[Opening Supplied material section]

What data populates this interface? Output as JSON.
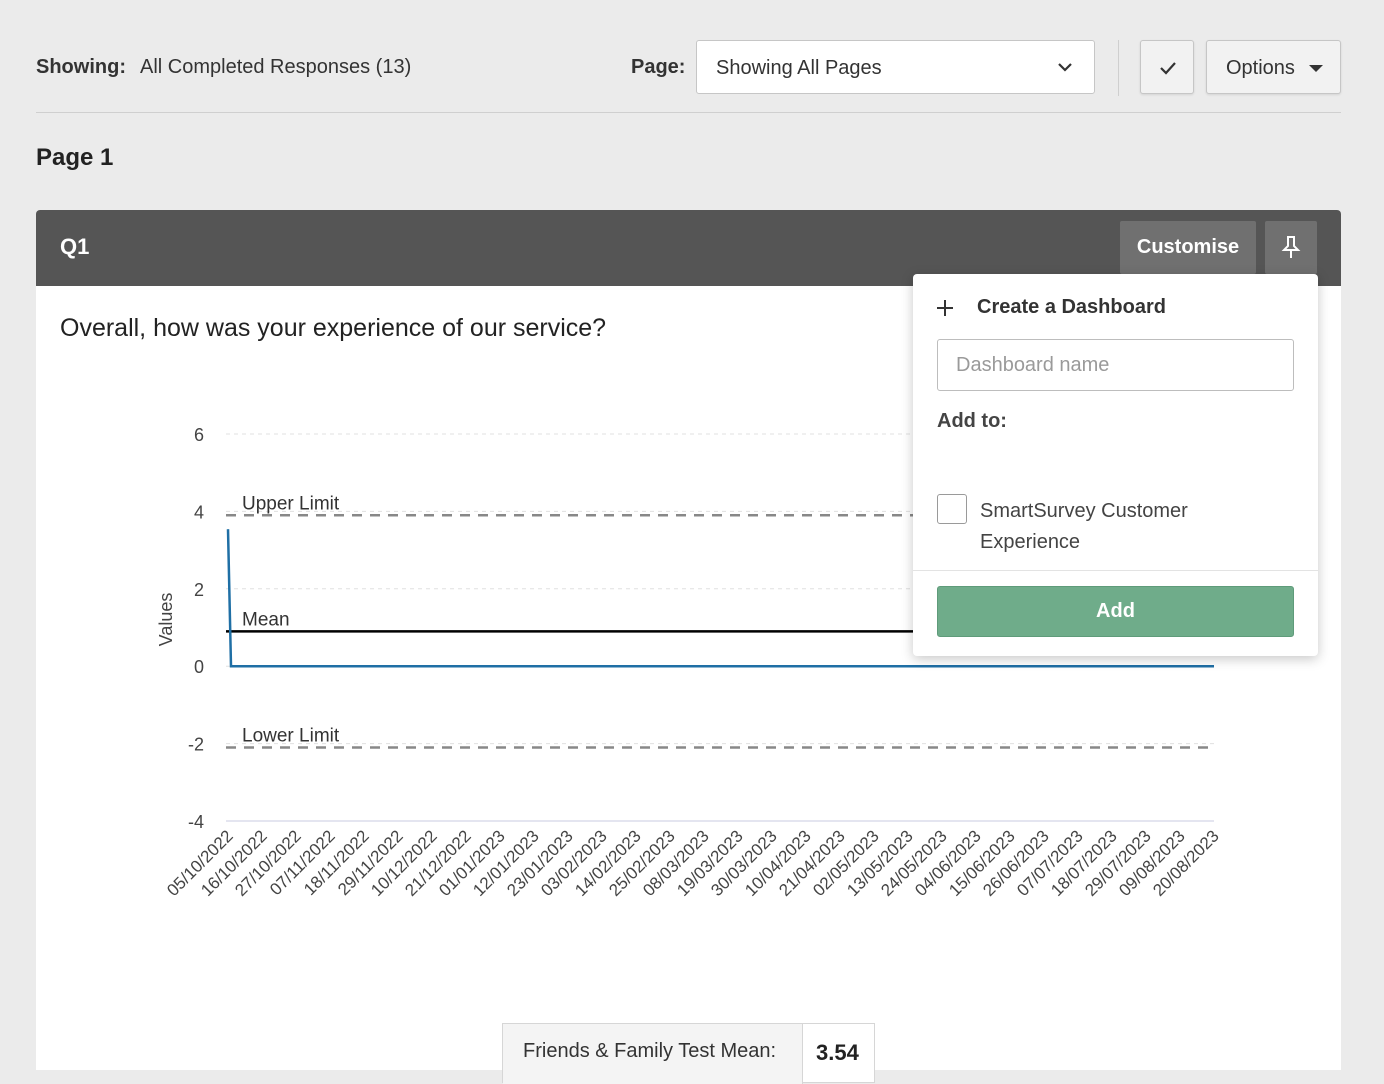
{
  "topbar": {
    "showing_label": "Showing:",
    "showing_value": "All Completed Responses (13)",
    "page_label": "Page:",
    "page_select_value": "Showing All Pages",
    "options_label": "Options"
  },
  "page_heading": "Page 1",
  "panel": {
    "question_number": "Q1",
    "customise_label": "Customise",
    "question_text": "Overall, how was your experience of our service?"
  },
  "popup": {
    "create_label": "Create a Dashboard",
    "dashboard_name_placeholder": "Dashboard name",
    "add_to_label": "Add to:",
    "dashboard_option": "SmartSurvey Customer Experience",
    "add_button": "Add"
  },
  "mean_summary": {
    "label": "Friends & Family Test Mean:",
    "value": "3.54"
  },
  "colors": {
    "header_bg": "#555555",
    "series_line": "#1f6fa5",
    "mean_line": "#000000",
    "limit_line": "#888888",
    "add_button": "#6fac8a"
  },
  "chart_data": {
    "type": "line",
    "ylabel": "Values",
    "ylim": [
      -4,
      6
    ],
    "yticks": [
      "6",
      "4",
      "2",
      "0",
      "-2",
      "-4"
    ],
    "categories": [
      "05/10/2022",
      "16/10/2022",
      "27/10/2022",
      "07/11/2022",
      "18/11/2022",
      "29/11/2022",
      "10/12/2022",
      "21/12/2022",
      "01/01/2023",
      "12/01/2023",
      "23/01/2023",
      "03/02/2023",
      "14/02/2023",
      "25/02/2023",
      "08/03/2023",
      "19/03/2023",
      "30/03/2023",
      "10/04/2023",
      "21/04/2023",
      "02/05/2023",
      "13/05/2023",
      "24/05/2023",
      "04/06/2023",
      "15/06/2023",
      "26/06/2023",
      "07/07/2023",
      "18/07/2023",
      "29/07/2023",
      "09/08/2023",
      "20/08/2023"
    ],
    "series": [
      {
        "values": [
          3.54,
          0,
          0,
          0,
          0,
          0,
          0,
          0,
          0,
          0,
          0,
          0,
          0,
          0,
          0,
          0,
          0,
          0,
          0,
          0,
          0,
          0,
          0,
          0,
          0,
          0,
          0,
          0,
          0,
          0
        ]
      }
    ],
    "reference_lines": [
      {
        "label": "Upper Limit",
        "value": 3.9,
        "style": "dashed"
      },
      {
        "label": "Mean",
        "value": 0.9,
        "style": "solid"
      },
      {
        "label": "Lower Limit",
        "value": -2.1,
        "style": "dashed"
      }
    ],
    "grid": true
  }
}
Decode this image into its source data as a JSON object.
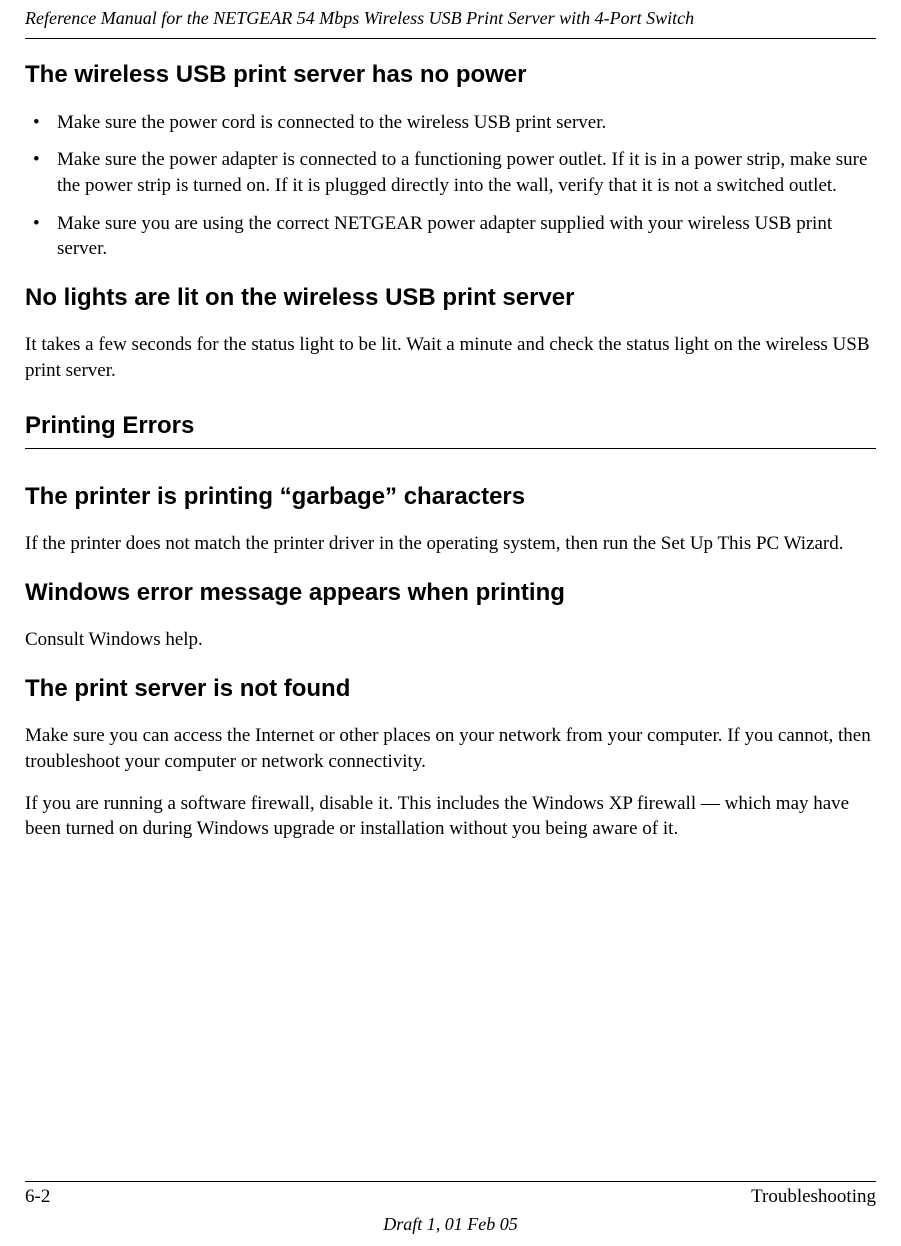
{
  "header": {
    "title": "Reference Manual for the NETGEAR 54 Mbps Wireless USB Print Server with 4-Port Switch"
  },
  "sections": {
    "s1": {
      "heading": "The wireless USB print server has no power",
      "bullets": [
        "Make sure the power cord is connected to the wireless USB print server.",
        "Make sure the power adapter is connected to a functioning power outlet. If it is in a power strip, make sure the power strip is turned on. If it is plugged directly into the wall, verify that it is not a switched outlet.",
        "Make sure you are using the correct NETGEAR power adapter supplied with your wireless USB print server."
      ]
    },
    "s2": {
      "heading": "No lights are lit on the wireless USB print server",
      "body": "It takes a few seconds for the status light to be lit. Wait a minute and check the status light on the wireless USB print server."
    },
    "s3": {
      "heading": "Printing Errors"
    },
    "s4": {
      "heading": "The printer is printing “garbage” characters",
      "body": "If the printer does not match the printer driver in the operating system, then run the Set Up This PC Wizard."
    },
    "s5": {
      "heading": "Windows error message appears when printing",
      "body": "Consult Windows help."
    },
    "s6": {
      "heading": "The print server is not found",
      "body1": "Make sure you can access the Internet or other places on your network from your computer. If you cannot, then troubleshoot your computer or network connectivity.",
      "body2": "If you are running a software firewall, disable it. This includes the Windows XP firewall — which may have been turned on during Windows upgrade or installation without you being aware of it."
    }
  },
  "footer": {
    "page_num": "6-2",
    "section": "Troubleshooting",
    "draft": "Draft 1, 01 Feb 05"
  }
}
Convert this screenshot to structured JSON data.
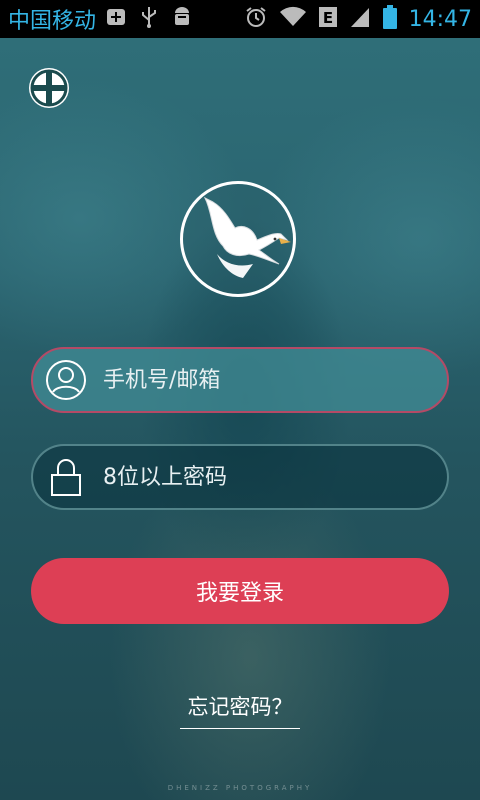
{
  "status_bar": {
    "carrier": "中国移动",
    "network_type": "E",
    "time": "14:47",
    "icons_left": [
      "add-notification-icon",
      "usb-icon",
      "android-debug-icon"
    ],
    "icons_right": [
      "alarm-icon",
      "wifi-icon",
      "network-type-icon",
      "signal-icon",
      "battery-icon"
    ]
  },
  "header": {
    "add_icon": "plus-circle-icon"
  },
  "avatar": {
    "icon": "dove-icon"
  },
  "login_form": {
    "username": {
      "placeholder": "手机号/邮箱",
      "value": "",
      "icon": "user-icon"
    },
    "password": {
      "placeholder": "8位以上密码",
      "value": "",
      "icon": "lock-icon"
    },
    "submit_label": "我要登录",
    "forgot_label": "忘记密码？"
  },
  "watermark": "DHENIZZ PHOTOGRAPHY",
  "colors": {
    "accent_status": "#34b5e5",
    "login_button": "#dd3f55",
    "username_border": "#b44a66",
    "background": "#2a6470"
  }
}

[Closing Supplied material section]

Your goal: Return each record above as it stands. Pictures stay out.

Task response:
What data populates this interface? Output as JSON.
{
  "topbar": {
    "showing_label": "Showing:",
    "showing_value": "All Completed Responses (13)",
    "page_label": "Page:",
    "page_select_value": "Showing All Pages",
    "options_label": "Options"
  },
  "page_heading": "Page 1",
  "panel": {
    "question_number": "Q1",
    "customise_label": "Customise",
    "question_text": "Overall, how was your experience of our service?"
  },
  "popup": {
    "create_label": "Create a Dashboard",
    "dashboard_name_placeholder": "Dashboard name",
    "add_to_label": "Add to:",
    "dashboard_option": "SmartSurvey Customer Experience",
    "add_button": "Add"
  },
  "mean_summary": {
    "label": "Friends & Family Test Mean:",
    "value": "3.54"
  },
  "colors": {
    "header_bg": "#555555",
    "series_line": "#1f6fa5",
    "mean_line": "#000000",
    "limit_line": "#888888",
    "add_button": "#6fac8a"
  },
  "chart_data": {
    "type": "line",
    "ylabel": "Values",
    "ylim": [
      -4,
      6
    ],
    "yticks": [
      "6",
      "4",
      "2",
      "0",
      "-2",
      "-4"
    ],
    "categories": [
      "05/10/2022",
      "16/10/2022",
      "27/10/2022",
      "07/11/2022",
      "18/11/2022",
      "29/11/2022",
      "10/12/2022",
      "21/12/2022",
      "01/01/2023",
      "12/01/2023",
      "23/01/2023",
      "03/02/2023",
      "14/02/2023",
      "25/02/2023",
      "08/03/2023",
      "19/03/2023",
      "30/03/2023",
      "10/04/2023",
      "21/04/2023",
      "02/05/2023",
      "13/05/2023",
      "24/05/2023",
      "04/06/2023",
      "15/06/2023",
      "26/06/2023",
      "07/07/2023",
      "18/07/2023",
      "29/07/2023",
      "09/08/2023",
      "20/08/2023"
    ],
    "series": [
      {
        "values": [
          3.54,
          0,
          0,
          0,
          0,
          0,
          0,
          0,
          0,
          0,
          0,
          0,
          0,
          0,
          0,
          0,
          0,
          0,
          0,
          0,
          0,
          0,
          0,
          0,
          0,
          0,
          0,
          0,
          0,
          0
        ]
      }
    ],
    "reference_lines": [
      {
        "label": "Upper Limit",
        "value": 3.9,
        "style": "dashed"
      },
      {
        "label": "Mean",
        "value": 0.9,
        "style": "solid"
      },
      {
        "label": "Lower Limit",
        "value": -2.1,
        "style": "dashed"
      }
    ],
    "grid": true
  }
}
Decode this image into its source data as a JSON object.
{
  "header": {
    "title": "Reference Manual for the NETGEAR 54 Mbps Wireless USB Print Server with 4-Port Switch"
  },
  "sections": {
    "s1": {
      "heading": "The wireless USB print server has no power",
      "bullets": [
        "Make sure the power cord is connected to the wireless USB print server.",
        "Make sure the power adapter is connected to a functioning power outlet. If it is in a power strip, make sure the power strip is turned on. If it is plugged directly into the wall, verify that it is not a switched outlet.",
        "Make sure you are using the correct NETGEAR power adapter supplied with your wireless USB print server."
      ]
    },
    "s2": {
      "heading": "No lights are lit on the wireless USB print server",
      "body": "It takes a few seconds for the status light to be lit. Wait a minute and check the status light on the wireless USB print server."
    },
    "s3": {
      "heading": "Printing Errors"
    },
    "s4": {
      "heading": "The printer is printing “garbage” characters",
      "body": "If the printer does not match the printer driver in the operating system, then run the Set Up This PC Wizard."
    },
    "s5": {
      "heading": "Windows error message appears when printing",
      "body": "Consult Windows help."
    },
    "s6": {
      "heading": "The print server is not found",
      "body1": "Make sure you can access the Internet or other places on your network from your computer. If you cannot, then troubleshoot your computer or network connectivity.",
      "body2": "If you are running a software firewall, disable it. This includes the Windows XP firewall — which may have been turned on during Windows upgrade or installation without you being aware of it."
    }
  },
  "footer": {
    "page_num": "6-2",
    "section": "Troubleshooting",
    "draft": "Draft 1, 01 Feb 05"
  }
}
Convert this screenshot to structured JSON data.
{
  "status_bar": {
    "carrier": "中国移动",
    "network_type": "E",
    "time": "14:47",
    "icons_left": [
      "add-notification-icon",
      "usb-icon",
      "android-debug-icon"
    ],
    "icons_right": [
      "alarm-icon",
      "wifi-icon",
      "network-type-icon",
      "signal-icon",
      "battery-icon"
    ]
  },
  "header": {
    "add_icon": "plus-circle-icon"
  },
  "avatar": {
    "icon": "dove-icon"
  },
  "login_form": {
    "username": {
      "placeholder": "手机号/邮箱",
      "value": "",
      "icon": "user-icon"
    },
    "password": {
      "placeholder": "8位以上密码",
      "value": "",
      "icon": "lock-icon"
    },
    "submit_label": "我要登录",
    "forgot_label": "忘记密码？"
  },
  "watermark": "DHENIZZ PHOTOGRAPHY",
  "colors": {
    "accent_status": "#34b5e5",
    "login_button": "#dd3f55",
    "username_border": "#b44a66",
    "background": "#2a6470"
  }
}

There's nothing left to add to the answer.